The 16 novels that make up the Ender’s Game Series explore in depth the cohabitation of different races, the problems arising because of it, and promote the idea of peace and verbal understanding as key to a functioning, heterogeneous society. Far beyond a classic science fiction story, Orson Scott Card delves into the essence of human interaction, speaking about religion, the treatment of death in different cultures, hierarchies and government structures, science and technology; and above all, the search for a new and cooperative way to live when all these (and many more) aspects of life are treated differently by people living in the same community.
Ready Player One: The Attention Economy
I think that even for those who have just seen street posters of this book that was made into a movie last year, that it’s pretty obvious how it relates to the subtopic of “The Attention Economy”. In a world where everything revolves around the lives people have inside a virtual reality game, the concept of “the attention” as an economic asset is deeply explored.
Actually, in the novel, the “asset” ends up being a double-edged sword. People pay in order to spend more and more time inside the game, because their lives inside it are much richer than the ones outside it. This way, people are actually paying to be torn away from their real lives.
Without spoiling too much of the book, I would like to point out one specific scene of it. The virtual reality game’s marketing team is discussing the best way to increase the amount of ads a player sees on his or her screen, without causing an important level of distraction from the game. Their ads “plan” ends up being to cover up most of the space, to maximize revenue. These ads end up literally in front of the player’s eyes, each of them fighting for his or her attention, much like products at the supermarket. Much like a basic, actual, economic system.
It goes both ways: people paying for content, and content-creators paying for people to see their content.

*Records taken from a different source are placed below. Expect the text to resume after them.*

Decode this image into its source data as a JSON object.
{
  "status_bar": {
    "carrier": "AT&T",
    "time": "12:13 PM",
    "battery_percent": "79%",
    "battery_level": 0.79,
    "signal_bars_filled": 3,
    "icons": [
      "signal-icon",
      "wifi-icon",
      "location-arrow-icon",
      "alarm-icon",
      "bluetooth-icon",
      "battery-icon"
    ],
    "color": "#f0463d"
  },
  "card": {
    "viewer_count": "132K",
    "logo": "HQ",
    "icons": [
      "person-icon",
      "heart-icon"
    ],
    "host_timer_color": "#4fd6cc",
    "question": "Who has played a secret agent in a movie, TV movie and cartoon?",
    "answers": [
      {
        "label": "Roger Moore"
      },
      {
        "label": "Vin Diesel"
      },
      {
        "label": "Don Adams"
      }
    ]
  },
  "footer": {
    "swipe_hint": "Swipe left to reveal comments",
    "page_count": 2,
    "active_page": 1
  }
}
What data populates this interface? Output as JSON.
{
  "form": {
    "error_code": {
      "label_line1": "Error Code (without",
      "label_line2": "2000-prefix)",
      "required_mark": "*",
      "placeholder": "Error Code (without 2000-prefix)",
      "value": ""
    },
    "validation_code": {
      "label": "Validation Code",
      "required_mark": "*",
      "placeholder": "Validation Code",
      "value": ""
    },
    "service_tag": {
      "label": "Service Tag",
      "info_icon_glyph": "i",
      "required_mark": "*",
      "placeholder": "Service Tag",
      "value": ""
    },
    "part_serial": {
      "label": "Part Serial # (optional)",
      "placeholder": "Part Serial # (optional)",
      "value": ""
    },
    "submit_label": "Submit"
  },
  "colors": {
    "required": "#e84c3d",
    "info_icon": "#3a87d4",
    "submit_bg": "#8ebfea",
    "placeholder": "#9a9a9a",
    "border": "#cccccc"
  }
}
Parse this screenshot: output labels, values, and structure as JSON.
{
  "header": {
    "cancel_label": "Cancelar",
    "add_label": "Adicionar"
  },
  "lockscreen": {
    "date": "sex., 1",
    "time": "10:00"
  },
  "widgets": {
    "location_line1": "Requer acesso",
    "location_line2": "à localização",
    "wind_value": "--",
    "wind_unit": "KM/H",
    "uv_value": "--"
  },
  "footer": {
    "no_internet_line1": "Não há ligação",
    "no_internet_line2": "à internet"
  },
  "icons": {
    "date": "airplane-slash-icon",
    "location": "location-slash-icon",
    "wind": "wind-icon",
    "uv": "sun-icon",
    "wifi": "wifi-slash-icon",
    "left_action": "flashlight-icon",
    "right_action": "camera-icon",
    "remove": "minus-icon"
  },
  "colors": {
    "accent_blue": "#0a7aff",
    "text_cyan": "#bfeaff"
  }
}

Either way, it can be clearly seen that a new market is in place in this futuristic world. The book invites the reader to reflect upon how much of their real lives they are sacrificing in order to live their virtual ones better. How much are you giving to the attention economy market? Is it worth it?
As Orson Scott Card wisely said:
“Fiction, because it is not about somebody who actually lived in the real world, always has the possibility of being about oneself.”
These books could very well talk about our future, or maybe even our present as a society. Because they are fictitious, they open our minds to think outside the box, and of possibilities that we cannot see merely by taking a look at reality. I want to encourage you to bring this kind of thinking into your life, and if you do happen to read them, look for me on the 25th, 26th or 27th of July, I will be right here in Buenos Aires attending an amazing conference called SABF.
Have you read any of these books? Did you interpret something different from me? Are there any books you would like to recommend to the community related to this year’s topics? Share your thoughts with the hashtag #SABFreads. And, of course, last, but not least, don’t forget to apply before April 27th!